The might of the muse. 2020-2022 104x81cm. Magnets on steel, enamel, oil and acrylic.jpg

Bob Eikelboom & Asger H. Gjerdevik

‘Painting is painting’s favorite food’
Asger Jorn

Art history plays a fundamental role in most artistic practices.
Inspiration from the past can provide freedom in expression in the present.

Just like historical subjects in painting, archetypical stories keep on being presented in new ways. Shakespeare told similar stories as the ancient Greeks and nowadays we still find new forms to interpret Romeo and Juliet. History repeats so do ideas, imagery and subjects reoccur. Still-lives, portraits, nudes and flowers find new forms and meaning, new forms are found on the bridge between representation and abstraction.

In both Eikelboom and Gjerdevik’s work, which constitutes in mainly painting and drawing we can see and spot many motifs, ideas, and references of their predecessors. Building new works upon old traditions with nods and salutes to the heroes long gone.

But, as introduced in the first paragraph, this synthesis is not new, it is key to all creative practice. What stands out is the original approach to the problem of painting and art making. Eikelboom’s collage like magnetic paintings challenge the viewers conception of ‘the perfect composition’. How would you place the magnetic objects in the painting if you could change it? What meaning is derived if everything was different? And does it simply work if something is missing, added or changed? 

This conceptual manner of painting takes digital image-making tools like photoshop into the analogue world and makes it tactile again. The interactive attitude in Eikelboom’s work is also seen in his sculptures, often extracted from furniture like tables and chairs. Fluorescent chair no3 is a work that between very bright light tubes in-beds a few artworks some of which are by Gjerdevik. The work resembles the friendship of the two artists but also the uneasiness and difficult conversation peers need to have. Eikelboom calls these works Conversation Pieces, others define them as electrical chairs.

One of the works by Gjerdevik that inhabits Fluorescent chair no3 is a small orange and blue painting. The size and the shape are distinguished from classical portraiture, but the directness and hardness are expressive and characteristic. Gjerdevik’s paintings and monotypes are created in layers where motifs interchange and patterns and images appear in the levels. Visuals includes interpretations of among other the Danish surrealist Elsa Thoresen, modifications of the German artist Oskar Manick as well as compositions inspired by the Swiss artist-duo Fischli und Weiss’ iconic work ‘One minute sculpture’.

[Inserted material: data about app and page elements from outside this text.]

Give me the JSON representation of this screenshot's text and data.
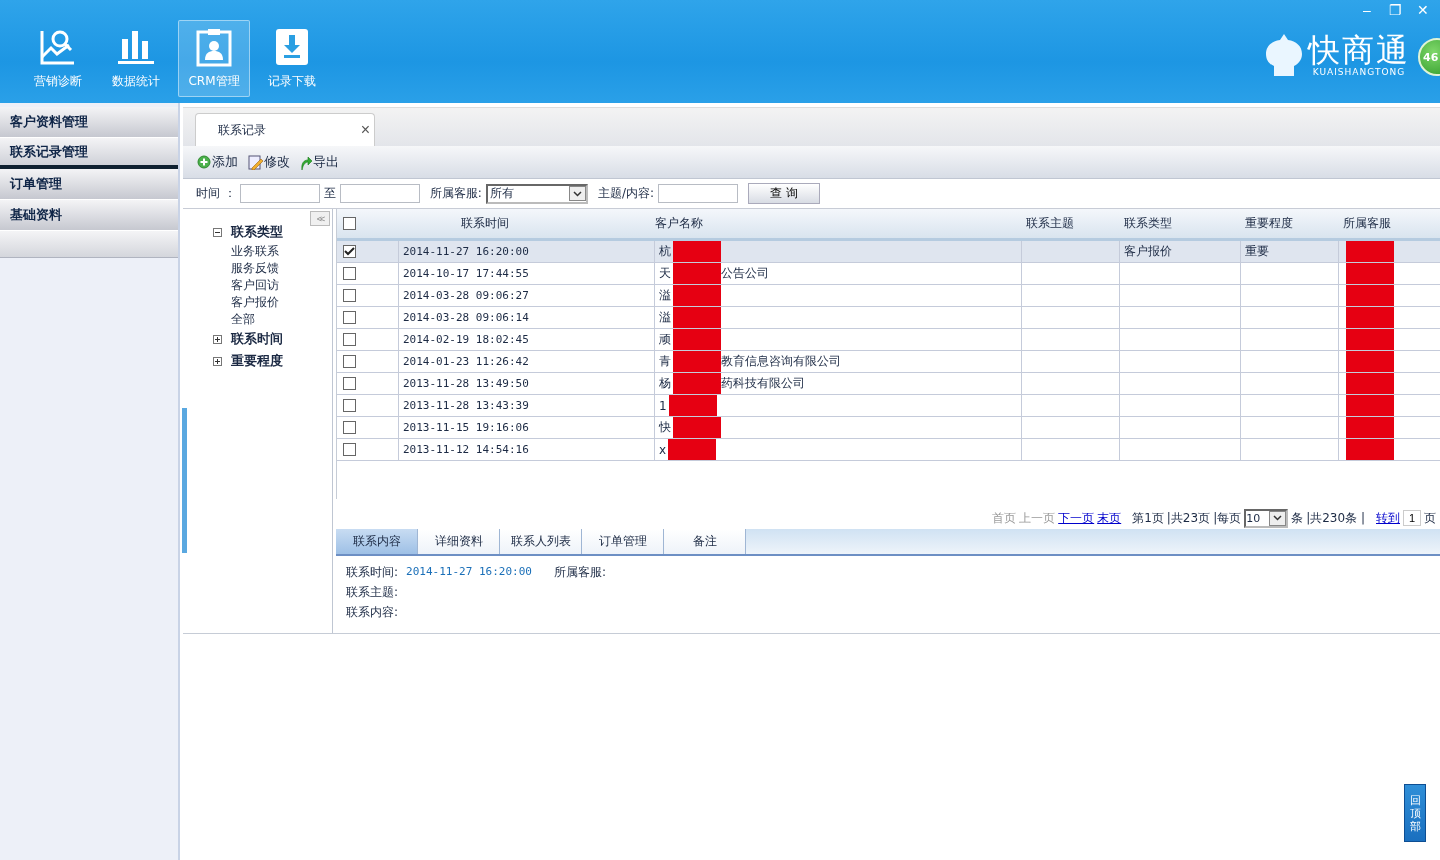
{
  "window": {
    "controls": [
      "–",
      "❐",
      "✕"
    ],
    "logo": {
      "name": "快商通",
      "sub": "KUAISHANGTONG"
    },
    "badge": "46"
  },
  "nav": [
    {
      "label": "营销诊断",
      "selected": false
    },
    {
      "label": "数据统计",
      "selected": false
    },
    {
      "label": "CRM管理",
      "selected": true
    },
    {
      "label": "记录下载",
      "selected": false
    }
  ],
  "sidebar": {
    "items": [
      {
        "label": "客户资料管理",
        "selected": false
      },
      {
        "label": "联系记录管理",
        "selected": true
      },
      {
        "label": "订单管理",
        "selected": false
      },
      {
        "label": "基础资料",
        "selected": false
      }
    ]
  },
  "tabs": [
    {
      "label": "联系记录",
      "close": "×",
      "selected": true
    }
  ],
  "toolbar": [
    {
      "label": "添加"
    },
    {
      "label": "修改"
    },
    {
      "label": "导出"
    }
  ],
  "filter": {
    "time_label": "时间 ：",
    "to_label": "至",
    "service_label": "所属客服:",
    "service_value": "所有",
    "subject_label": "主题/内容:",
    "search_button": "查 询"
  },
  "tree": {
    "collapse": "<<",
    "items": [
      {
        "label": "联系类型",
        "expanded": true,
        "children": [
          {
            "label": "业务联系"
          },
          {
            "label": "服务反馈"
          },
          {
            "label": "客户回访"
          },
          {
            "label": "客户报价"
          },
          {
            "label": "全部"
          }
        ]
      },
      {
        "label": "联系时间",
        "expanded": false
      },
      {
        "label": "重要程度",
        "expanded": false
      }
    ]
  },
  "table": {
    "select_all_checked": false,
    "columns": [
      "联系时间",
      "客户名称",
      "联系主题",
      "联系类型",
      "重要程度",
      "所属客服"
    ],
    "rows": [
      {
        "checked": true,
        "selected": true,
        "time": "2014-11-27 16:20:00",
        "name_start": "杭",
        "name_end": "",
        "subject": "",
        "type": "客户报价",
        "importance": "重要"
      },
      {
        "checked": false,
        "selected": false,
        "time": "2014-10-17 17:44:55",
        "name_start": "天",
        "name_end": "公告公司",
        "subject": "",
        "type": "",
        "importance": ""
      },
      {
        "checked": false,
        "selected": false,
        "time": "2014-03-28 09:06:27",
        "name_start": "溢",
        "name_end": "",
        "subject": "",
        "type": "",
        "importance": ""
      },
      {
        "checked": false,
        "selected": false,
        "time": "2014-03-28 09:06:14",
        "name_start": "溢",
        "name_end": "",
        "subject": "",
        "type": "",
        "importance": ""
      },
      {
        "checked": false,
        "selected": false,
        "time": "2014-02-19 18:02:45",
        "name_start": "顽",
        "name_end": "",
        "subject": "",
        "type": "",
        "importance": ""
      },
      {
        "checked": false,
        "selected": false,
        "time": "2014-01-23 11:26:42",
        "name_start": "青",
        "name_end": "教育信息咨询有限公司",
        "subject": "",
        "type": "",
        "importance": ""
      },
      {
        "checked": false,
        "selected": false,
        "time": "2013-11-28 13:49:50",
        "name_start": "杨",
        "name_end": "药科技有限公司",
        "subject": "",
        "type": "",
        "importance": ""
      },
      {
        "checked": false,
        "selected": false,
        "time": "2013-11-28 13:43:39",
        "name_start": "1",
        "name_end": "",
        "subject": "",
        "type": "",
        "importance": ""
      },
      {
        "checked": false,
        "selected": false,
        "time": "2013-11-15 19:16:06",
        "name_start": "快",
        "name_end": "",
        "subject": "",
        "type": "",
        "importance": ""
      },
      {
        "checked": false,
        "selected": false,
        "time": "2013-11-12 14:54:16",
        "name_start": "x",
        "name_end": "",
        "subject": "",
        "type": "",
        "importance": ""
      }
    ]
  },
  "pager": {
    "first": "首页",
    "prev": "上一页",
    "next": "下一页",
    "last": "末页",
    "page": "第1页",
    "pages": "|共23页",
    "per_page_label": "|每页",
    "per_page": "10",
    "unit": "条",
    "total": "|共230条 |",
    "goto": "转到",
    "goto_value": "1",
    "goto_unit": "页"
  },
  "detail_tabs": [
    {
      "label": "联系内容",
      "selected": true
    },
    {
      "label": "详细资料",
      "selected": false
    },
    {
      "label": "联系人列表",
      "selected": false
    },
    {
      "label": "订单管理",
      "selected": false
    },
    {
      "label": "备注",
      "selected": false
    }
  ],
  "detail": {
    "time_label": "联系时间:",
    "time_value": "2014-11-27 16:20:00",
    "service_label": "所属客服:",
    "subject_label": "联系主题:",
    "content_label": "联系内容:"
  },
  "back_to_top": "回顶部"
}
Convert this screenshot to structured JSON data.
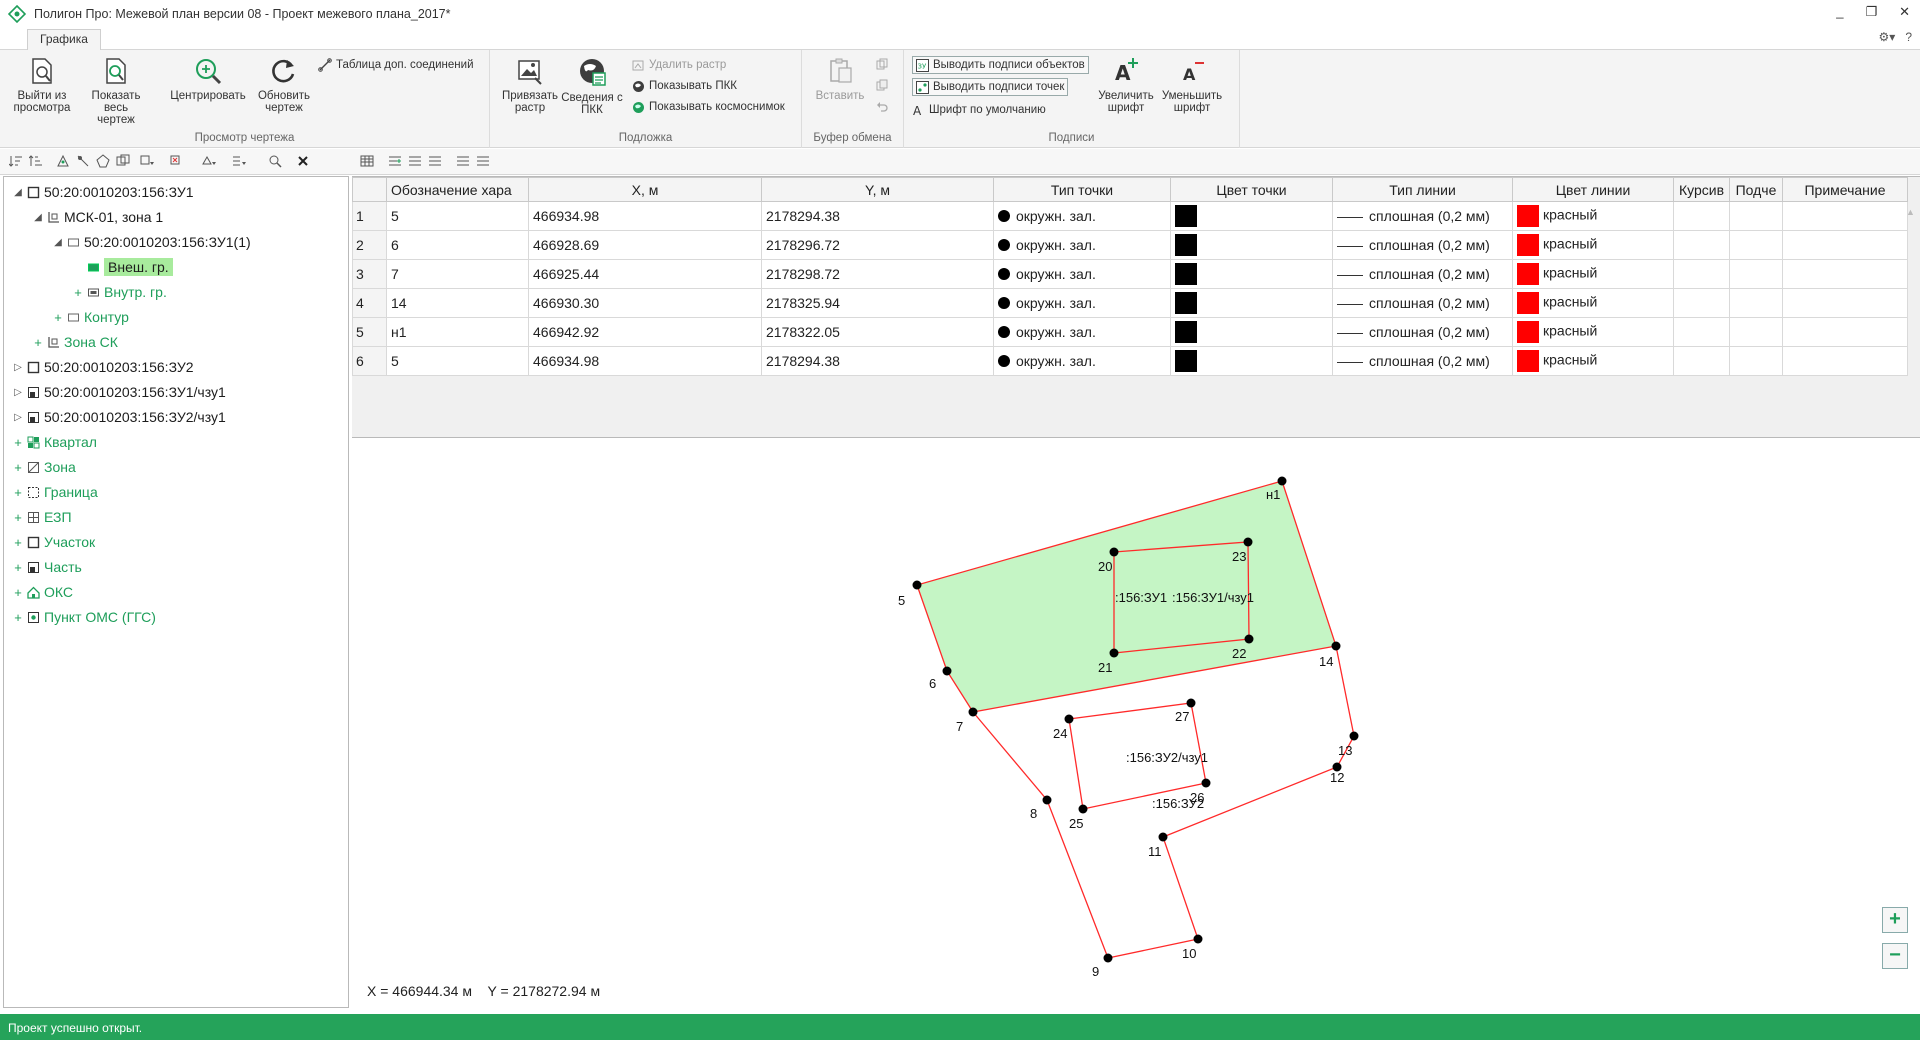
{
  "window": {
    "title": "Полигон Про: Межевой план версии 08 - Проект межевого плана_2017*",
    "controls": [
      "_",
      "❐",
      "✕"
    ]
  },
  "ribbon": {
    "active_tab": "Графика",
    "help_icons": [
      "⚙▾",
      "?"
    ],
    "groups": {
      "view": {
        "label": "Просмотр чертежа",
        "exit_preview": "Выйти из просмотра",
        "show_all": "Показать весь чертеж",
        "center": "Центрировать",
        "refresh": "Обновить чертеж",
        "extra_connections": "Таблица доп. соединений"
      },
      "underlay": {
        "label": "Подложка",
        "bind_raster": "Привязать растр",
        "pkk_info": "Сведения с ПКК",
        "delete_raster": "Удалить растр",
        "show_pkk": "Показывать ПКК",
        "show_satellite": "Показывать космоснимок"
      },
      "clipboard": {
        "label": "Буфер обмена",
        "paste": "Вставить"
      },
      "captions": {
        "label": "Подписи",
        "show_object_captions": "Выводить подписи объектов",
        "show_point_captions": "Выводить подписи точек",
        "default_font": "Шрифт по умолчанию",
        "increase_font": "Увеличить шрифт",
        "decrease_font": "Уменьшить шрифт"
      }
    }
  },
  "tree": {
    "items": [
      {
        "label": "50:20:0010203:156:ЗУ1",
        "level": 0,
        "expander": "◢",
        "style": "dark",
        "icon": "square-icon"
      },
      {
        "label": "МСК-01, зона 1",
        "level": 1,
        "expander": "◢",
        "style": "dark",
        "icon": "crs-icon"
      },
      {
        "label": "50:20:0010203:156:ЗУ1(1)",
        "level": 2,
        "expander": "◢",
        "style": "dark",
        "icon": "contour-icon"
      },
      {
        "label": "Внеш. гр.",
        "level": 3,
        "expander": "",
        "style": "dark",
        "icon": "outer-border-icon",
        "selected": true
      },
      {
        "label": "Внутр. гр.",
        "level": 3,
        "expander": "+",
        "style": "green",
        "icon": "inner-border-icon"
      },
      {
        "label": "Контур",
        "level": 2,
        "expander": "+",
        "style": "green",
        "icon": "contour-icon"
      },
      {
        "label": "Зона СК",
        "level": 1,
        "expander": "+",
        "style": "green",
        "icon": "crs-icon"
      },
      {
        "label": "50:20:0010203:156:ЗУ2",
        "level": 0,
        "expander": "▷",
        "style": "dark",
        "icon": "square-icon"
      },
      {
        "label": "50:20:0010203:156:ЗУ1/чзу1",
        "level": 0,
        "expander": "▷",
        "style": "dark",
        "icon": "part-icon"
      },
      {
        "label": "50:20:0010203:156:ЗУ2/чзу1",
        "level": 0,
        "expander": "▷",
        "style": "dark",
        "icon": "part-icon"
      },
      {
        "label": "Квартал",
        "level": 0,
        "expander": "+",
        "style": "green",
        "icon": "quarter-icon"
      },
      {
        "label": "Зона",
        "level": 0,
        "expander": "+",
        "style": "green",
        "icon": "zone-icon"
      },
      {
        "label": "Граница",
        "level": 0,
        "expander": "+",
        "style": "green",
        "icon": "border-icon"
      },
      {
        "label": "ЕЗП",
        "level": 0,
        "expander": "+",
        "style": "green",
        "icon": "ezp-icon"
      },
      {
        "label": "Участок",
        "level": 0,
        "expander": "+",
        "style": "green",
        "icon": "square-icon"
      },
      {
        "label": "Часть",
        "level": 0,
        "expander": "+",
        "style": "green",
        "icon": "part-icon"
      },
      {
        "label": "ОКС",
        "level": 0,
        "expander": "+",
        "style": "green",
        "icon": "house-icon"
      },
      {
        "label": "Пункт ОМС (ГГС)",
        "level": 0,
        "expander": "+",
        "style": "green",
        "icon": "point-icon"
      }
    ]
  },
  "grid": {
    "columns": [
      "",
      "Обозначение хара",
      "X, м",
      "Y, м",
      "Тип точки",
      "Цвет точки",
      "Тип линии",
      "Цвет линии",
      "Курсив",
      "Подче",
      "Примечание"
    ],
    "rows": [
      {
        "n": "1",
        "name": "5",
        "x": "466934.98",
        "y": "2178294.38",
        "point_type": "окружн. зал.",
        "line_type": "сплошная (0,2 мм)",
        "line_color": "красный"
      },
      {
        "n": "2",
        "name": "6",
        "x": "466928.69",
        "y": "2178296.72",
        "point_type": "окружн. зал.",
        "line_type": "сплошная (0,2 мм)",
        "line_color": "красный"
      },
      {
        "n": "3",
        "name": "7",
        "x": "466925.44",
        "y": "2178298.72",
        "point_type": "окружн. зал.",
        "line_type": "сплошная (0,2 мм)",
        "line_color": "красный"
      },
      {
        "n": "4",
        "name": "14",
        "x": "466930.30",
        "y": "2178325.94",
        "point_type": "окружн. зал.",
        "line_type": "сплошная (0,2 мм)",
        "line_color": "красный"
      },
      {
        "n": "5",
        "name": "н1",
        "x": "466942.92",
        "y": "2178322.05",
        "point_type": "окружн. зал.",
        "line_type": "сплошная (0,2 мм)",
        "line_color": "красный"
      },
      {
        "n": "6",
        "name": "5",
        "x": "466934.98",
        "y": "2178294.38",
        "point_type": "окружн. зал.",
        "line_type": "сплошная (0,2 мм)",
        "line_color": "красный"
      }
    ],
    "point_color": "#000000",
    "line_color_hex": "#ff0000"
  },
  "drawing": {
    "point_labels": [
      "н1",
      "5",
      "6",
      "7",
      "14",
      "20",
      "23",
      "21",
      "22",
      "24",
      "27",
      "26",
      "25",
      "13",
      "12",
      "11",
      "8",
      "9",
      "10"
    ],
    "parcel_labels": [
      ":156:ЗУ1",
      ":156:ЗУ1/чзу1",
      ":156:ЗУ2/чзу1",
      ":156:ЗУ2"
    ],
    "fill_color": "#c5f5c5",
    "line_color": "#ff2a2a",
    "point_color": "#000000"
  },
  "coords": {
    "text": "X = 466944.34 м    Y = 2178272.94 м"
  },
  "zoom": {
    "in": "+",
    "out": "−"
  },
  "status": {
    "text": "Проект успешно открыт.",
    "color": "#25a35a"
  },
  "colors": {
    "accent": "#1e9e5a",
    "selection": "#a8eb9d"
  }
}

Gjerdevik paintings, mostly large and full of stirred paint, where thick and translucent layers are buildup onto each other, give the spectator a real experience of the act of painting. The complicated compositions and worked through paintings don't reveal themselves strait away. Just like with Eikelboom’s magnetic paintings the viewer is confronted and indulged with the possibilities, freedom and problems of painting.


Bob Eikelboom (b.1991, Netherlands) studied at Royal Academy of Arts, The Hague (2008- 2012) and Royal College of Art, London (2015-2017). In 2014 he won the Dutch Royal Award for Modern Painting. His work is currently on view in The most contemporary picture show, Dordrechts Museum, Dordrecht. Eikelboom recently had a duo show Making Money for my Friends, at the Bonnefantenmuseum, Maastricht. His work is part of the collections of the Bonnefantenmuseum, Maastricht and Kunsmuseum, The Hague and Centraal Museum Utrecht. His is also included in the corporate collections AkzoNobel, ING and KRC.

Asger Harbou Gjerdevik (b. 1986, Denmark) received his MFA in Painting from Royal College of Art and a BA in Fine Art from Central Saint Martins College of Art and Design. Recent solo exhibitions include CCA Andratx, Politikens Forhal, Kunstforeningen Gl. Strand, Copenhagen, Denmark and Alice Folker Gallery, Denmark, among others. Group exhibitions include Philipp Haverkampf, Berlin, Germany; Kunsthalle E-Werk, Schwerin, Germany; Den Frie Udstillingsbygning, Copenhagen, Denmark, Collyer Bristow Gallery, London, UK. He has created a public commission to the Eastern High Court (2022) and the Western High Court (2021) and his works are in the collection of the City Council of Copenhagen.

Bob Eikelboom & Asger H. Gjerdevik 
Duo-exhibition 
1 April - 25 May 2022    
Photo credit: Alice Folker Gallery